Task description:
Below are entries; work out how many of their lines hold "this", giving only that number.

Given records:

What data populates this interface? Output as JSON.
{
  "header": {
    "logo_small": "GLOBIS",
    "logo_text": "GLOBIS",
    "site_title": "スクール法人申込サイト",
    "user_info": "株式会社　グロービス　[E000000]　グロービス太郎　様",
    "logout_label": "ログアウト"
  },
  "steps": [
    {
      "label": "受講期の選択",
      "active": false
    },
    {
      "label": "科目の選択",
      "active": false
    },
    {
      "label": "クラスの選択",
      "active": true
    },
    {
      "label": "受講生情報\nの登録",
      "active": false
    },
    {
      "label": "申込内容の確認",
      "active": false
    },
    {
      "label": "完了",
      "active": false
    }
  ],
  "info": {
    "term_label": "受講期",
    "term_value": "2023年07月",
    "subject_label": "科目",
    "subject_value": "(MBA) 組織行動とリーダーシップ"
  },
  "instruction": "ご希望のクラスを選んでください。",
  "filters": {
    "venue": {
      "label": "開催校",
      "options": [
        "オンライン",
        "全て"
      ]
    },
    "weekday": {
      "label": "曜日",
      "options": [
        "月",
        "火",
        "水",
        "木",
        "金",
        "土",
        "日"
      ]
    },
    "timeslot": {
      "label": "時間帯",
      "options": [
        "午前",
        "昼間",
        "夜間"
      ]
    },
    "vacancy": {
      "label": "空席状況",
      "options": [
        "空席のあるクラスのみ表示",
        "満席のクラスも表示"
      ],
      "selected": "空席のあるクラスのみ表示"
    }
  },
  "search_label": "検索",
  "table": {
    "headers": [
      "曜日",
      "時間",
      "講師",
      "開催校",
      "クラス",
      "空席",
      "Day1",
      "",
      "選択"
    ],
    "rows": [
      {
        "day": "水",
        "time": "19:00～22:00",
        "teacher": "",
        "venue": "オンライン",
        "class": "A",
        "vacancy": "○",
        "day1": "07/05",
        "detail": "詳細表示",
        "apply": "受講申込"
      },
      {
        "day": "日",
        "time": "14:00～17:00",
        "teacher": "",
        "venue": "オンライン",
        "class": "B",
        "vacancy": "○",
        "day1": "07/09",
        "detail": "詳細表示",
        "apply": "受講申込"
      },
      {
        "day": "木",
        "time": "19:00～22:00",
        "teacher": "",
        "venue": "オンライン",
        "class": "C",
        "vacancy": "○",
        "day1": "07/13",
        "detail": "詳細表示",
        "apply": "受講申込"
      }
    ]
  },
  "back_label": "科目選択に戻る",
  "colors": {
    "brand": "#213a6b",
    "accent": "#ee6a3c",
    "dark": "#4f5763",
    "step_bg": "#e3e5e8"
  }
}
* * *
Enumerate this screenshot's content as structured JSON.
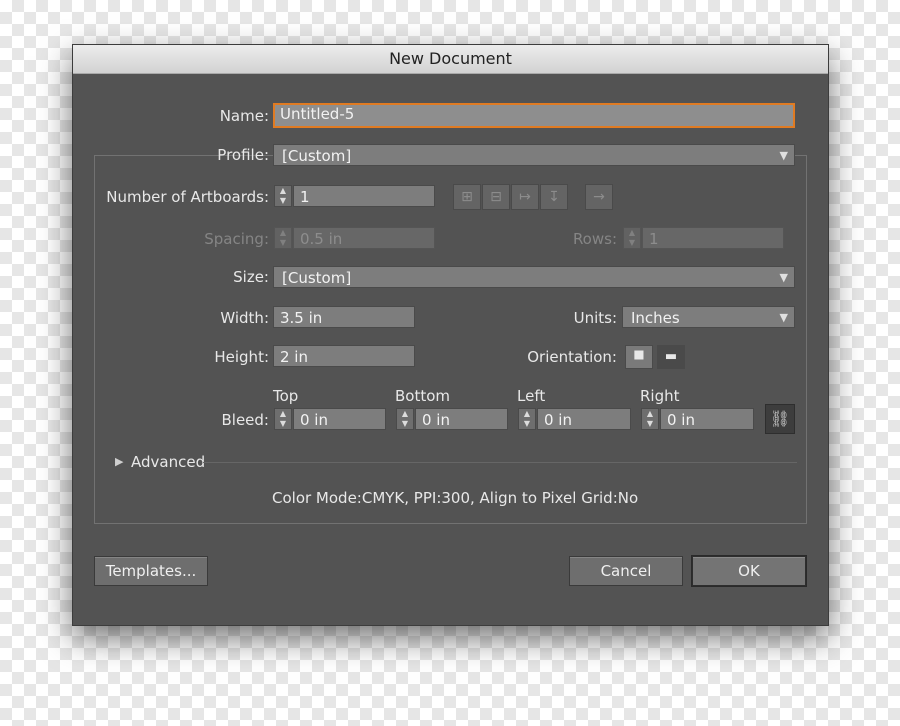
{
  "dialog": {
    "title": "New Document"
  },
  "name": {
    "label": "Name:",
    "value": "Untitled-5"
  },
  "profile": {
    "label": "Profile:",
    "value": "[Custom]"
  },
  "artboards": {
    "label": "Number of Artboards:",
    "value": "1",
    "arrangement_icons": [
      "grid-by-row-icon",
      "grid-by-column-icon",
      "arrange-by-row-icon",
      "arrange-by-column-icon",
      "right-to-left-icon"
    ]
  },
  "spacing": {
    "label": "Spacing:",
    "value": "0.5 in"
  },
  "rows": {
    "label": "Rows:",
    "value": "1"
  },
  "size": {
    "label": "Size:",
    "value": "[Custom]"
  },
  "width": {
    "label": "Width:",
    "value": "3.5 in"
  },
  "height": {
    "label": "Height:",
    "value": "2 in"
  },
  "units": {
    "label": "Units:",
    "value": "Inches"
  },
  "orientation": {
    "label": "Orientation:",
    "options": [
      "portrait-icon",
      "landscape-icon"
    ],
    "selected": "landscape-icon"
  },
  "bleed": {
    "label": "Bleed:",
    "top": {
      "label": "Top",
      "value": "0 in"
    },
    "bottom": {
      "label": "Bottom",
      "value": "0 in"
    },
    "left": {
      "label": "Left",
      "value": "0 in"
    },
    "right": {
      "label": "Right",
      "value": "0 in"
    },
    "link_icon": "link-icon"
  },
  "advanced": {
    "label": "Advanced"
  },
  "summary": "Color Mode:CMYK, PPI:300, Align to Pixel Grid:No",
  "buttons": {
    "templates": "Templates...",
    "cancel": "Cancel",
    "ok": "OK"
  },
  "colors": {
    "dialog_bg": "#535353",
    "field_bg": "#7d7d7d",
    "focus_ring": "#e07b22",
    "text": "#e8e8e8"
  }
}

Written reply:
2